In 1901, McDaniel and her family moved to Denver, Colorado, where she attended the 24th Street Elementary School, and counted as one of only two black students in her class. While at East River High School, McDaniel started professionally singing, dancing and performing skits in shows as part of The Mighty Minstrels.
Her natural flair for singing – in church, at school and in her home – was apparent early on and gained her popularity among her classmates, according to Biography.com.
In 1909, she decided to drop out of school in order to more fully focus on her fledgling career, performing with her older brother’s troupe.
In 1911, she married pianist Howard Hickman and went on to organize an all-women’s minstrel show.
In the 1920s, McDaniel worked with Professor George Morrison’s orchestra and toured with his and other vaudeville troops for several years.
By mid-decade, she was invited to perform on Denver’s KOA radio station, according to biography.com. Following her radio performance, McDaniel continued to work the vaudeville circuit and established herself as a blues artist, writing her own work.
In 1931, McDaniel scored her first small film role as an extra in a Hollywood musical. Then in 1932, she was featured as a housekeeper in The Golden West.
The pinnacle of McDaniel’s career, Gone with the Wind, premiered in 1939 amid controversy. Though the role would eventually lead to an Oscar win for McDaniel, she was banned from the premiere. In fact, none of Gone with the Wind’s Black actors were allowed to attend the film’s Atlanta premiere.
McDaniel continued to land parts here and there, but as roles for black actors were hard to come by, she was again forced to take odd jobs to make ends meet.
During World War II, McDaniel helped entertain American troops and promoted the sale of war bonds, but she soon found the film offers to be drying up. She responded by making a strategic return to radio, taking over the starring role on CBS radio’s The Beulah Show in 1947.
In 1951, McDaniel started filming for the television version of The Beulah Show. Unexpectedly, she suffered a heart attack around the same time, and was forced to abandon her career upon being diagnosed with breast cancer.
Responding to criticism over her maid roles, McDaniel said it was her prerogative to accept whatever roles she chose. She also suggested that characters like Mammy proved themselves as more than just measuring up to their employers.
McDaniel lost her battle with cancer in Los Angeles, California, on October 26, 1952.
After her death, the groundbreaking actress was posthumously awarded two stars on the Hollywood Walk of Fame. She was inducted into the Black Filmmakers Hall of Fame in 1975 and honored with a commemorative U.S. postage stamp in 2006.

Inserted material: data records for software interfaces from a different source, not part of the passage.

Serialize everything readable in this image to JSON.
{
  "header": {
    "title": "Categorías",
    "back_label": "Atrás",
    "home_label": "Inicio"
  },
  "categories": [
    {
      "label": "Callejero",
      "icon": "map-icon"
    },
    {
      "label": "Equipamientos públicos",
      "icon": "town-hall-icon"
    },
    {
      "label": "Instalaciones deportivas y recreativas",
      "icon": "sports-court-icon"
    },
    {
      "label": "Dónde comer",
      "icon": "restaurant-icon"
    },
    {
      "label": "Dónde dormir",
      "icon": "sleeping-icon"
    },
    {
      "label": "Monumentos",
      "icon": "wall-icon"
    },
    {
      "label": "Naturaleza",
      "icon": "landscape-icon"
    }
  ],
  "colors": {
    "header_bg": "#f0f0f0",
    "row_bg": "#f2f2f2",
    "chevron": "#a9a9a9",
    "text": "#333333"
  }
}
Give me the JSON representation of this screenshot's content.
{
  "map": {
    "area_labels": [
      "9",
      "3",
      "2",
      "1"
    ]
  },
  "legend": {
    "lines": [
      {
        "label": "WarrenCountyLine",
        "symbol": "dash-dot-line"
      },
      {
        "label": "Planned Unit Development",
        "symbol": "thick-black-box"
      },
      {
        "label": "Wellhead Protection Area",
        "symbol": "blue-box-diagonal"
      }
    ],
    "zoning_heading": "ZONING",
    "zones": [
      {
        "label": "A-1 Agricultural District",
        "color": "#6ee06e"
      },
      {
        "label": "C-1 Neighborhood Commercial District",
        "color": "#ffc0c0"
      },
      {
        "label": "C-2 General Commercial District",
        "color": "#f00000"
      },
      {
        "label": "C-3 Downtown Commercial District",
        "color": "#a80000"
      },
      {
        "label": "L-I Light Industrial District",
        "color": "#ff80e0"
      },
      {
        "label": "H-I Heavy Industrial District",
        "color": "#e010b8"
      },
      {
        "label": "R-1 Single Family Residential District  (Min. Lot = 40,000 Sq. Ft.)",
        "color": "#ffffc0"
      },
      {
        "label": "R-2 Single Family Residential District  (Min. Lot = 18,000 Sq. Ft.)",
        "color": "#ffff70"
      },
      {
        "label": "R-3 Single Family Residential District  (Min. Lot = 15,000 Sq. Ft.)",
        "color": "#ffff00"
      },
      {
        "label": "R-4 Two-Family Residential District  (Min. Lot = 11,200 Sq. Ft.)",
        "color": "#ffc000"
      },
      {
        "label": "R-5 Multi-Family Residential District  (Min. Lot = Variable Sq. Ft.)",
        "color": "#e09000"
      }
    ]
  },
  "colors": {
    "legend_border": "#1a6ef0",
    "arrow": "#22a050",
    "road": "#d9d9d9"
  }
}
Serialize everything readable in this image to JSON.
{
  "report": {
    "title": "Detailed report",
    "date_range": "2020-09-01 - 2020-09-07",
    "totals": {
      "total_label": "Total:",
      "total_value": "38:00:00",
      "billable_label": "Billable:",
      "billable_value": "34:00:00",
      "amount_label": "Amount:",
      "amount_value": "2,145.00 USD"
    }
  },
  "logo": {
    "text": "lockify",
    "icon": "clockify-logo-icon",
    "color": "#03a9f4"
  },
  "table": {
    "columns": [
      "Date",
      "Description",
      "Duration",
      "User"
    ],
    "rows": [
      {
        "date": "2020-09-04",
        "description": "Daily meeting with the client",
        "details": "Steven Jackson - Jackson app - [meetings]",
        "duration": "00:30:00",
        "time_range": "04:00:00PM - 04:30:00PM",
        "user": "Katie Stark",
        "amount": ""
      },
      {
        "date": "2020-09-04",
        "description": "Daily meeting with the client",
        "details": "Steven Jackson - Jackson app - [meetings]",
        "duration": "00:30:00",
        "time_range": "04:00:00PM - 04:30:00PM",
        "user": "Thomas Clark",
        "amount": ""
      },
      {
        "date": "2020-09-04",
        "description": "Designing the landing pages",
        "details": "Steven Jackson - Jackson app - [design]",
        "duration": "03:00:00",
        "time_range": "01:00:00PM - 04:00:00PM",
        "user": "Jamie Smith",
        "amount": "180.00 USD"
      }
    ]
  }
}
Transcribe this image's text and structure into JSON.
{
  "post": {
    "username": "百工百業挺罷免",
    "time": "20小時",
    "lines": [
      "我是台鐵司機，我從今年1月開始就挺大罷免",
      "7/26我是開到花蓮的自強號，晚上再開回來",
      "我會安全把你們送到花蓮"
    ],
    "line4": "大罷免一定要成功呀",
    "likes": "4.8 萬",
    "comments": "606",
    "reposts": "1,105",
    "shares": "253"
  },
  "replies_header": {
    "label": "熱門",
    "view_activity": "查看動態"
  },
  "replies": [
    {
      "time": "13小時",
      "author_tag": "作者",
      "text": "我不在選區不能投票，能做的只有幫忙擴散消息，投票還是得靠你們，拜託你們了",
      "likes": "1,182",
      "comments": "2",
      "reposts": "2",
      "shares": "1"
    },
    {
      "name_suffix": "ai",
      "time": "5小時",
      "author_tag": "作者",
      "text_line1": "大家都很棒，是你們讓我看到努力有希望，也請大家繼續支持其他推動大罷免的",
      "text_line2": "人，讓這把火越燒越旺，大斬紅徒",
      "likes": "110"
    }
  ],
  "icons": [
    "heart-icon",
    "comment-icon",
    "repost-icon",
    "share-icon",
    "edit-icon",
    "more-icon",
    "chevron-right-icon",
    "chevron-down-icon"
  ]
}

A well-received biography on her life was published in 2005—Hattie McDaniel: Black Ambition, White Hollywood, by Jill Watts.
Last year, it was announced that producer Alysia Allen had obtained the film rights to the book and was looking to develop a biopic.